Of the Second Amendment cases, U.S. v. Miller is the most mis-cited (intentionally and otherwise) by the lower courts, not to mention the news media, textbooks and encyclopedias. Some courts have acknowledged the true holdings of Miller, but then simply disregarded them. Though referenced again below, please don't forget to read how some courts deliberately mis-cite Miller.

U.S. v. Cruikshank (1876)

Cruikshank was the first Second Amendment case to reach the Supreme Court. Cruikshank is occasionally misconstrued as deciding the Second Amendment does not confer an individual right to keep and bear arms.

Among the counts against Cruikshank et. al. were charges to deprive two blacks their First and Second Amendment rights. Regarding the First Amendment charges the court stated:

The right of the people peaceably to assemble for lawful purposes existed long before the adoption of the Constitution of the United States. In fact, it is, and always has been, one of the attributes of citizenship under a free government... It is found wherever civilization exists. It was not, therefore, a right granted to the people by the Constitution. The government of the United States when established found it in existence, with the obligation on the part of the States to afford it protection...

The first amendment to the Constitution prohibits Congress from abridging "the right of the people to assemble and to petition the government for a redress of grievances." This, like the other amendments proposed and adopted at the same time, was not intended to limit the powers of the State governments in respect to their own citizens, but to operate upon the National government alone...

...For their protection in its enjoyment, therefore, the people must look to the States. The power for that purpose was originally placed there, and it has never been surrendered to the United States.

Similarly regarding the Second Amendment violations the court wrote:

The second and tenth counts are equally defective. The right there specified is that of "bearing arms for a lawful purpose." This is not a right granted by the Constitution. Neither is it in any manner dependent upon that instrument for its existence. The second amendment declares that it shall not be infringed; but this, as has been seen, means no more than that it shall not be infringed by Congress. This is one of the amendments that has no other effect than to restrict the powers of the national government, leaving the people to look for their protection against any violation by their fellow-citizens of the rights it recognizes, to what is called..."internal police"

In brief, following precedent, the court stated the Bill of Rights only applied as a limitation on the "National government." Individuals could not file charges against other citizens in federal court regarding violations of their constitutional rights. It was up to the states to protect the fundamental rights of its citizens when their rights were abridged by other citizens.

Complete text of U.S. v. Cruikshank, 92 U.S. 542 (1875).

Presser v. People of Illinois (1886)

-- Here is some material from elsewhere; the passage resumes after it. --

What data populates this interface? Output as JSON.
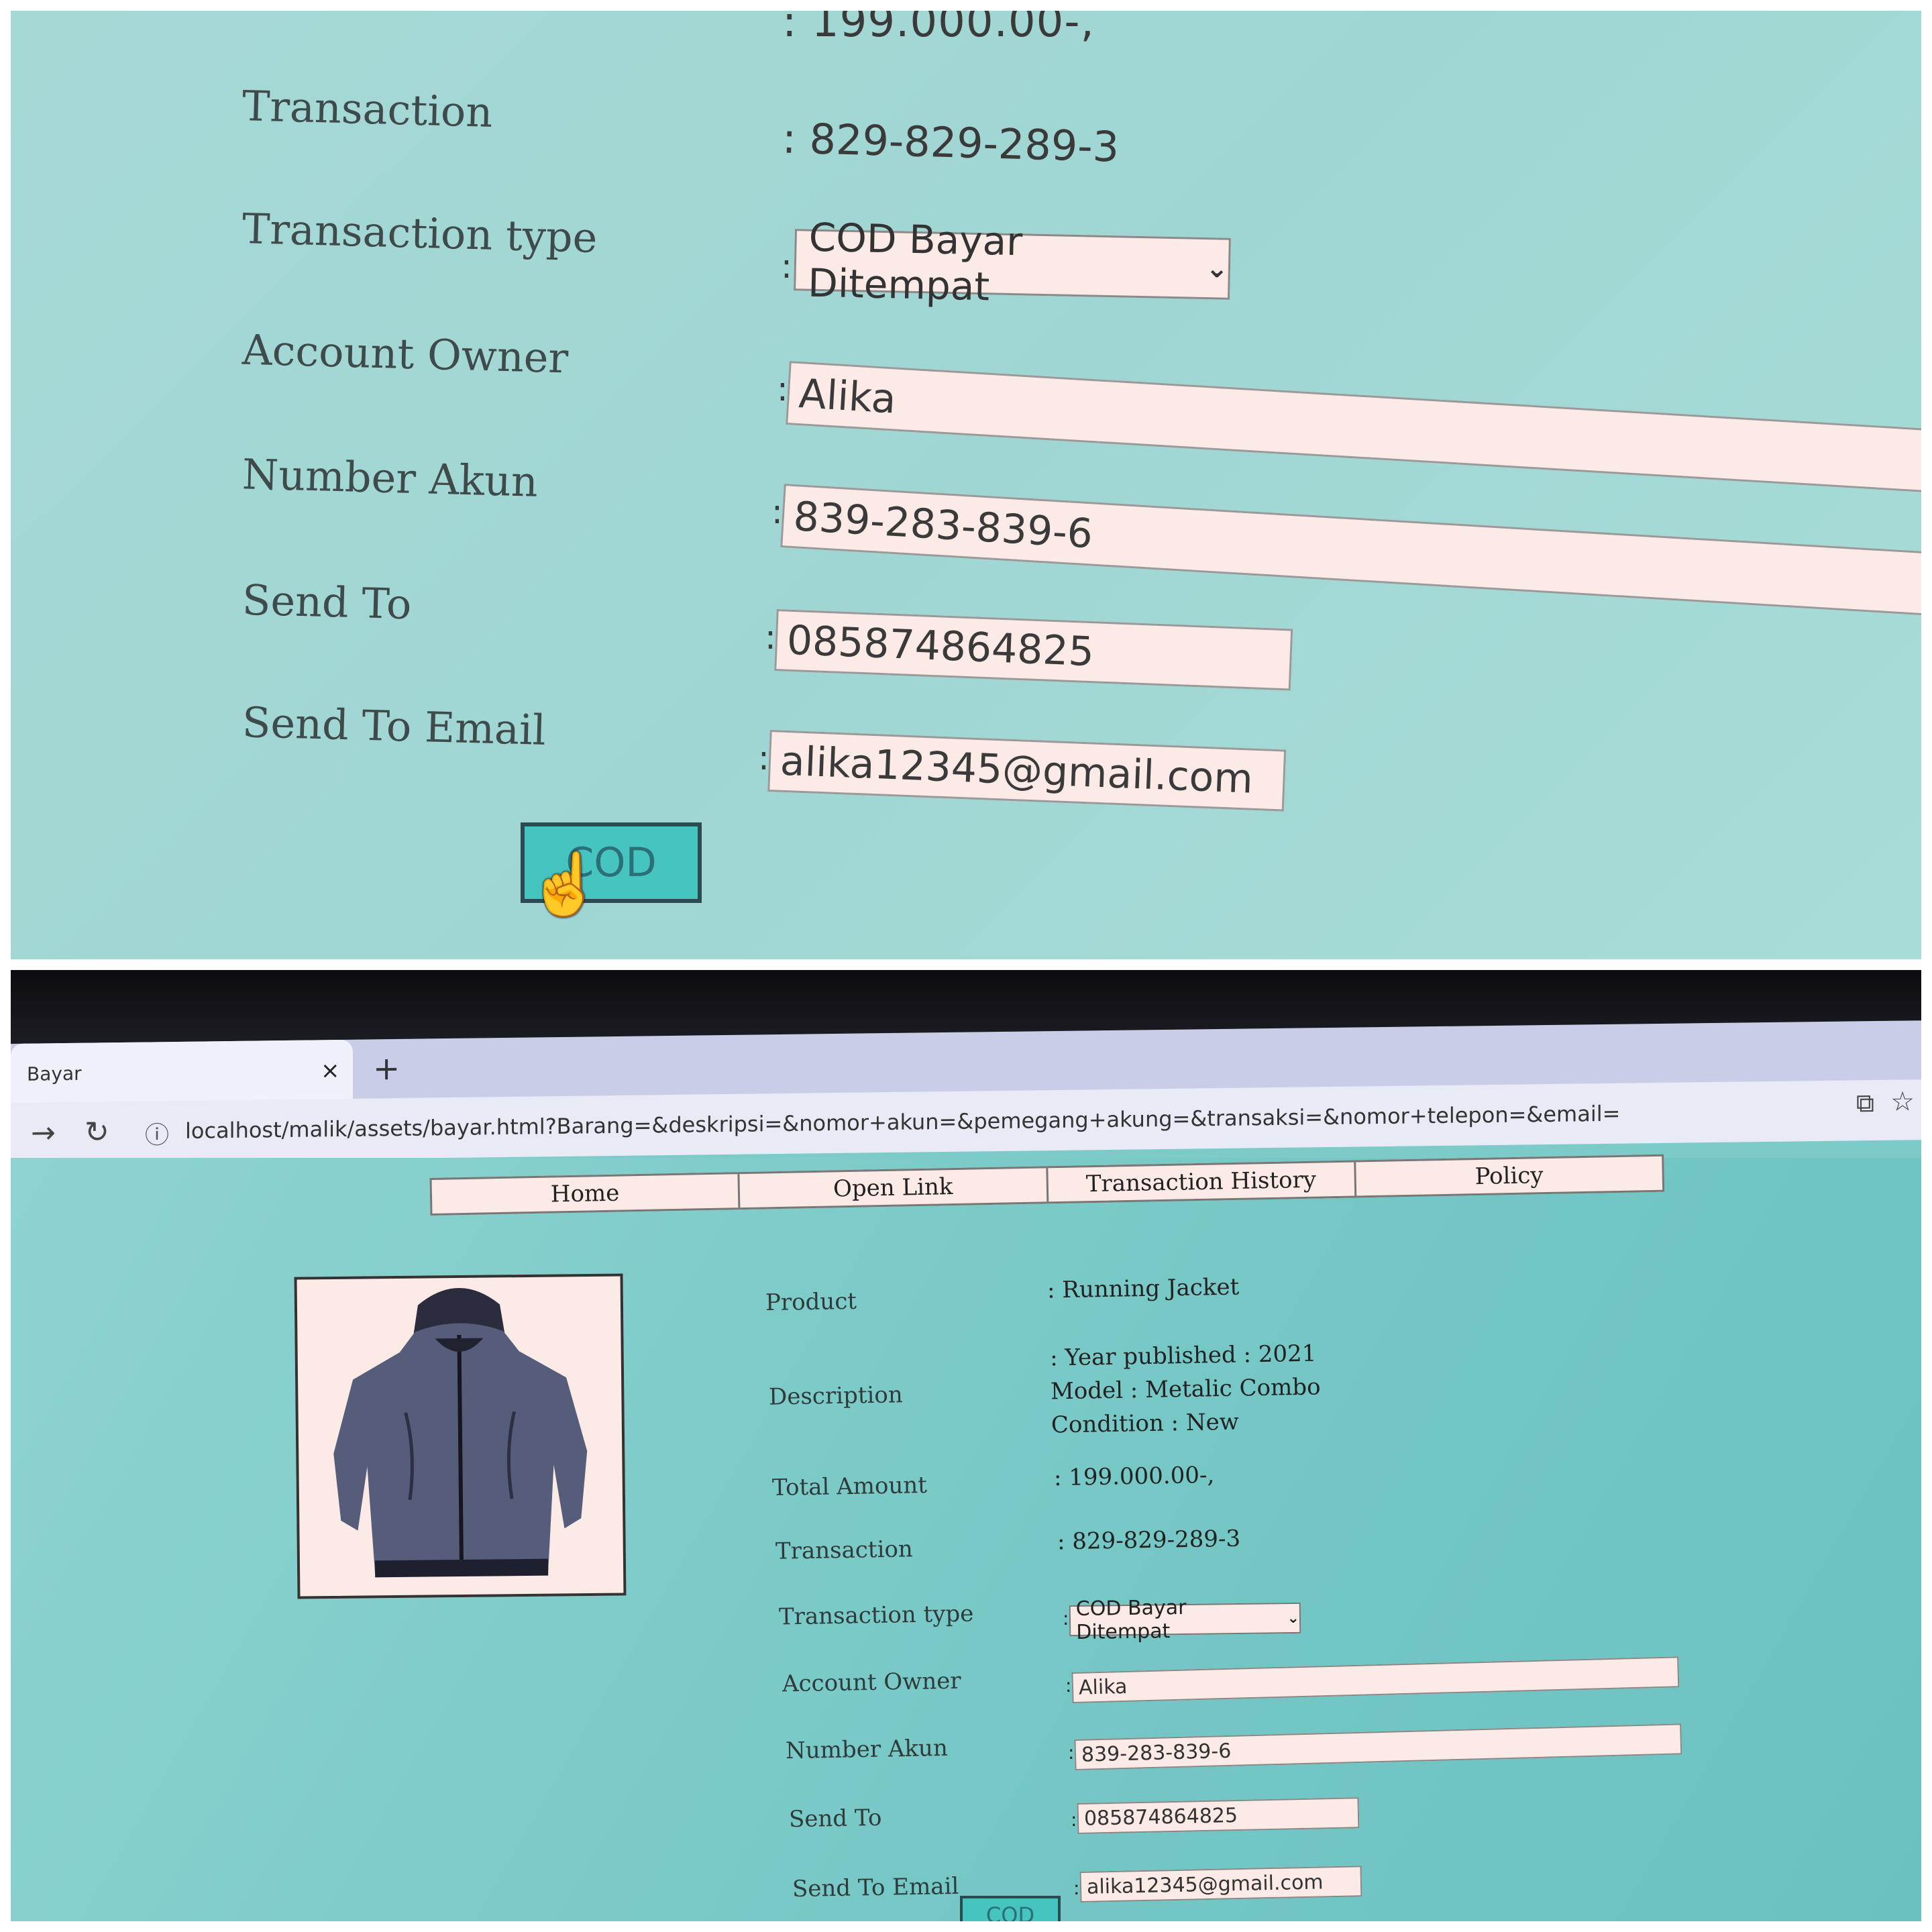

Herman Presser was found guilty of parading a group of armed men without authorization in the state of Illinois. The defendant had tried to claim this was unconstitutional and violated his Second Amendment rights as well. The court ruled the states have the power to control and regulate military bodies, including drilling and parading activities. Though the court stated Second Amendment issues were not involved, it re-affirmed that it applied as a limitation only on the national government. However the court then stated:

It is undoubtedly true that all citizens capable of bearing arms constitute the reserved military force or reserve militia of the United States as well as of the States; and, in view of this prerogative of the General Government, as well as of its general powers, the States cannot, even laying the constitutional provision in question out of view [the Second Amendment] prohibit the people from keeping and bearing arms, so as to deprive the United States of their rightful resource for maintaining the public security, and disable the people from performing their duty to the General Government.

Thus the Presser court wrote that the right to keep and bear arms existed, independently of the Second Amendment, for "all citizens capable of bearing arms" and the states could not infringe upon this right.